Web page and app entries
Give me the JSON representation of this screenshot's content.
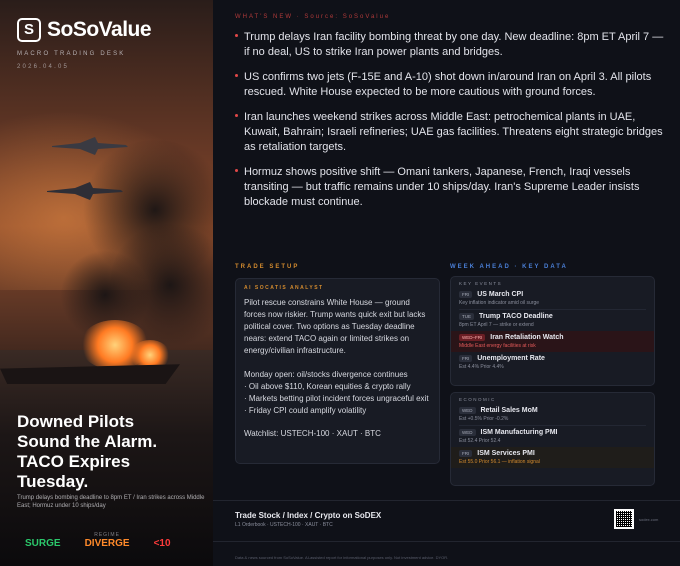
{
  "brand": {
    "name": "SoSoValue",
    "desk": "MACRO TRADING DESK",
    "date": "2026.04.05"
  },
  "hero": {
    "headline": [
      "Downed Pilots",
      "Sound the Alarm.",
      "TACO Expires",
      "Tuesday."
    ],
    "subhead": "Trump delays bombing deadline to 8pm ET / Iran strikes across Middle East; Hormuz under 10 ships/day",
    "tags": [
      {
        "label": "",
        "value": "SURGE",
        "color": "#2bc76b"
      },
      {
        "label": "REGIME",
        "value": "DIVERGE",
        "color": "#ff8a2a"
      },
      {
        "label": "",
        "value": "<10",
        "color": "#ff3b3b"
      }
    ]
  },
  "news": {
    "header": "WHAT'S NEW · Source: SoSoValue",
    "items": [
      "Trump delays Iran facility bombing threat by one day. New deadline: 8pm ET April 7 — if no deal, US to strike Iran power plants and bridges.",
      "US confirms two jets (F-15E and A-10) shot down in/around Iran on April 3. All pilots rescued. White House expected to be more cautious with ground forces.",
      "Iran launches weekend strikes across Middle East: petrochemical plants in UAE, Kuwait, Bahrain; Israeli refineries; UAE gas facilities. Threatens eight strategic bridges as retaliation targets.",
      "Hormuz shows positive shift — Omani tankers, Japanese, French, Iraqi vessels transiting — but traffic remains under 10 ships/day. Iran's Supreme Leader insists blockade must continue."
    ]
  },
  "trade": {
    "header": "TRADE SETUP",
    "card_label": "AI SOCATIS ANALYST",
    "para1": "Pilot rescue constrains White House — ground forces now riskier. Trump wants quick exit but lacks political cover. Two options as Tuesday deadline nears: extend TACO again or limited strikes on energy/civilian infrastructure.",
    "para2_title": "Monday open: oil/stocks divergence continues",
    "bullets": [
      "· Oil above $110, Korean equities & crypto rally",
      "· Markets betting pilot incident forces ungraceful exit",
      "· Friday CPI could amplify volatility"
    ],
    "watchlist": "Watchlist:  USTECH-100 · XAUT · BTC"
  },
  "week": {
    "header": "WEEK AHEAD · KEY DATA",
    "key_label": "KEY EVENTS",
    "key_events": [
      {
        "day": "FRI",
        "title": "US March CPI",
        "sub": "Key inflation indicator amid oil surge",
        "hi": false
      },
      {
        "day": "TUE",
        "title": "Trump TACO Deadline",
        "sub": "8pm ET April 7 — strike or extend",
        "hi": false
      },
      {
        "day": "WED–FRI",
        "title": "Iran Retaliation Watch",
        "sub": "Middle East energy facilities at risk",
        "hi": true
      },
      {
        "day": "FRI",
        "title": "Unemployment Rate",
        "sub": "Est 4.4%    Prior 4.4%",
        "hi": false
      }
    ],
    "eco_label": "ECONOMIC",
    "eco_events": [
      {
        "day": "WED",
        "title": "Retail Sales MoM",
        "sub": "Est +0.5%    Prior -0.2%",
        "hi": false
      },
      {
        "day": "WED",
        "title": "ISM Manufacturing PMI",
        "sub": "Est 52.4    Prior 52.4",
        "hi": false
      },
      {
        "day": "FRI",
        "title": "ISM Services PMI",
        "sub": "Est 55.0    Prior 56.1 — inflation signal",
        "hi": true
      }
    ]
  },
  "footer": {
    "title": "Trade Stock / Index / Crypto on SoDEX",
    "sub": "L1 Orderbook  ·  USTECH-100  ·  XAUT  ·  BTC",
    "qr_label": "sodex.com",
    "disclaimer": "Data & news sourced from SoSoValue. AI-assisted report for informational purposes only. Not investment advice. DYOR."
  }
}
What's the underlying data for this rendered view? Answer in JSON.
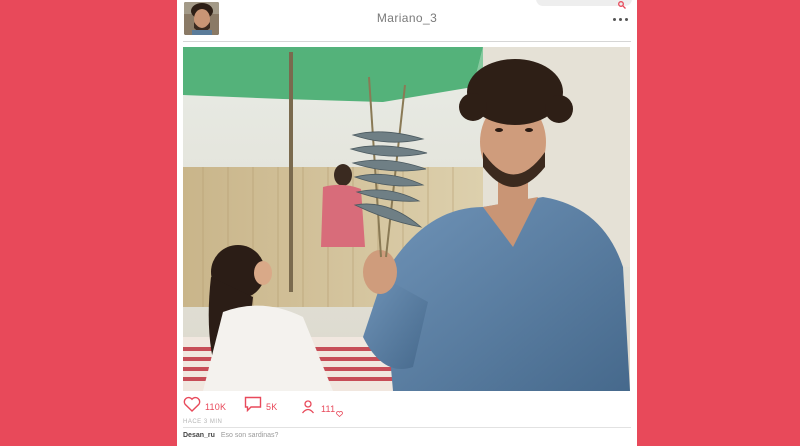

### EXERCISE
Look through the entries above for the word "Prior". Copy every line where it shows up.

### WRITTEN RESPONSE
        "sub": "Est 4.4%    Prior 4.4%",
        "sub": "Est +0.5%    Prior -0.2%",
        "sub": "Est 52.4    Prior 52.4",
        "sub": "Est 55.0    Prior 56.1 — inflation signal",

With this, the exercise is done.